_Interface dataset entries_
· · ·

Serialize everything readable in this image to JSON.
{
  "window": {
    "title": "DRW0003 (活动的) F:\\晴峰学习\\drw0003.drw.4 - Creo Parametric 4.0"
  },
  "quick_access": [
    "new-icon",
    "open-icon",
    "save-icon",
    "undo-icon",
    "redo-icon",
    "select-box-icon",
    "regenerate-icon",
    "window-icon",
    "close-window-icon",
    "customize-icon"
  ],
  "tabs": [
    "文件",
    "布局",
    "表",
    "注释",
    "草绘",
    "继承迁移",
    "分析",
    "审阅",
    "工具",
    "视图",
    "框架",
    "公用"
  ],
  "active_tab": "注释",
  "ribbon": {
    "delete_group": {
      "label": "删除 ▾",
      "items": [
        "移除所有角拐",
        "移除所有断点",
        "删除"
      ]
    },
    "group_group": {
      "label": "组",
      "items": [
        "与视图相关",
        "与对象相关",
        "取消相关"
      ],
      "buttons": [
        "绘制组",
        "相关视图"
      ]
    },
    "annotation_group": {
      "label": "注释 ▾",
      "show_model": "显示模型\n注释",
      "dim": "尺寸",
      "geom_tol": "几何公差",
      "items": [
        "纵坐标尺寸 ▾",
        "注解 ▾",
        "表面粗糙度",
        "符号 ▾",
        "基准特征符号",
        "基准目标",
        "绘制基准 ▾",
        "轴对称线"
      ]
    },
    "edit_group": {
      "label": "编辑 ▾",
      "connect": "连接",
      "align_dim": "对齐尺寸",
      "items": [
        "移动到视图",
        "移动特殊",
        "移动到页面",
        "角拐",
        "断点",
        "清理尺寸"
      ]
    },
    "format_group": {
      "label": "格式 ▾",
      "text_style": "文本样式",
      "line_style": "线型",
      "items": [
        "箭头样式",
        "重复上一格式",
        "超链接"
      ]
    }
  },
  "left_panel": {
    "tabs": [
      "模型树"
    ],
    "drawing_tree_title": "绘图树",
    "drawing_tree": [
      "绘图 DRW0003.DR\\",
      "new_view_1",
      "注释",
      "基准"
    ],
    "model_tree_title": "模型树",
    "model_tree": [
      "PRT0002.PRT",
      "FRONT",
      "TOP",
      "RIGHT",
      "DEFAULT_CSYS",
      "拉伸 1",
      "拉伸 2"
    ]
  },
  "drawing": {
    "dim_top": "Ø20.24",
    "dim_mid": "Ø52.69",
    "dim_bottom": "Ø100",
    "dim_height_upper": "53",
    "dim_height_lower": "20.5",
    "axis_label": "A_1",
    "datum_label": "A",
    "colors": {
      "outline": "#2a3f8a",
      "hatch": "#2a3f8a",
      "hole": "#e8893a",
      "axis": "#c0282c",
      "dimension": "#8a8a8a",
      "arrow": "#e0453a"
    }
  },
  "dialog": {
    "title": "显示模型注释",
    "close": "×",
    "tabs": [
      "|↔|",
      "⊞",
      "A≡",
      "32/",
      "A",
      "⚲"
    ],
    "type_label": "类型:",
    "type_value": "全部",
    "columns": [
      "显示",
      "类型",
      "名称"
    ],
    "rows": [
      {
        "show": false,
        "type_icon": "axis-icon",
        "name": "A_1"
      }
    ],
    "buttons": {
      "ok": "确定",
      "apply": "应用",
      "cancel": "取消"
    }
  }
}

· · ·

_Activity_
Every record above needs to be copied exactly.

_Solution to this task_
Serialize everything readable in this image to JSON.
{
  "window": {
    "title": "DRW0003 (活动的) F:\\晴峰学习\\drw0003.drw.4 - Creo Parametric 4.0"
  },
  "quick_access": [
    "new-icon",
    "open-icon",
    "save-icon",
    "undo-icon",
    "redo-icon",
    "select-box-icon",
    "regenerate-icon",
    "window-icon",
    "close-window-icon",
    "customize-icon"
  ],
  "tabs": [
    "文件",
    "布局",
    "表",
    "注释",
    "草绘",
    "继承迁移",
    "分析",
    "审阅",
    "工具",
    "视图",
    "框架",
    "公用"
  ],
  "active_tab": "注释",
  "ribbon": {
    "delete_group": {
      "label": "删除 ▾",
      "items": [
        "移除所有角拐",
        "移除所有断点",
        "删除"
      ]
    },
    "group_group": {
      "label": "组",
      "items": [
        "与视图相关",
        "与对象相关",
        "取消相关"
      ],
      "buttons": [
        "绘制组",
        "相关视图"
      ]
    },
    "annotation_group": {
      "label": "注释 ▾",
      "show_model": "显示模型\n注释",
      "dim": "尺寸",
      "geom_tol": "几何公差",
      "items": [
        "纵坐标尺寸 ▾",
        "注解 ▾",
        "表面粗糙度",
        "符号 ▾",
        "基准特征符号",
        "基准目标",
        "绘制基准 ▾",
        "轴对称线"
      ]
    },
    "edit_group": {
      "label": "编辑 ▾",
      "connect": "连接",
      "align_dim": "对齐尺寸",
      "items": [
        "移动到视图",
        "移动特殊",
        "移动到页面",
        "角拐",
        "断点",
        "清理尺寸"
      ]
    },
    "format_group": {
      "label": "格式 ▾",
      "text_style": "文本样式",
      "line_style": "线型",
      "items": [
        "箭头样式",
        "重复上一格式",
        "超链接"
      ]
    }
  },
  "left_panel": {
    "tabs": [
      "模型树"
    ],
    "drawing_tree_title": "绘图树",
    "drawing_tree": [
      "绘图 DRW0003.DR\\",
      "new_view_1",
      "注释",
      "基准"
    ],
    "model_tree_title": "模型树",
    "model_tree": [
      "PRT0002.PRT",
      "FRONT",
      "TOP",
      "RIGHT",
      "DEFAULT_CSYS",
      "拉伸 1",
      "拉伸 2"
    ]
  },
  "drawing": {
    "dim_top": "Ø20.24",
    "dim_mid": "Ø52.69",
    "dim_bottom": "Ø100",
    "dim_height_upper": "53",
    "dim_height_lower": "20.5",
    "axis_label": "A_1",
    "datum_label": "A",
    "colors": {
      "outline": "#2a3f8a",
      "hatch": "#2a3f8a",
      "hole": "#e8893a",
      "axis": "#c0282c",
      "dimension": "#8a8a8a",
      "arrow": "#e0453a"
    }
  },
  "dialog": {
    "title": "显示模型注释",
    "close": "×",
    "tabs": [
      "|↔|",
      "⊞",
      "A≡",
      "32/",
      "A",
      "⚲"
    ],
    "type_label": "类型:",
    "type_value": "全部",
    "columns": [
      "显示",
      "类型",
      "名称"
    ],
    "rows": [
      {
        "show": false,
        "type_icon": "axis-icon",
        "name": "A_1"
      }
    ],
    "buttons": {
      "ok": "确定",
      "apply": "应用",
      "cancel": "取消"
    }
  }
}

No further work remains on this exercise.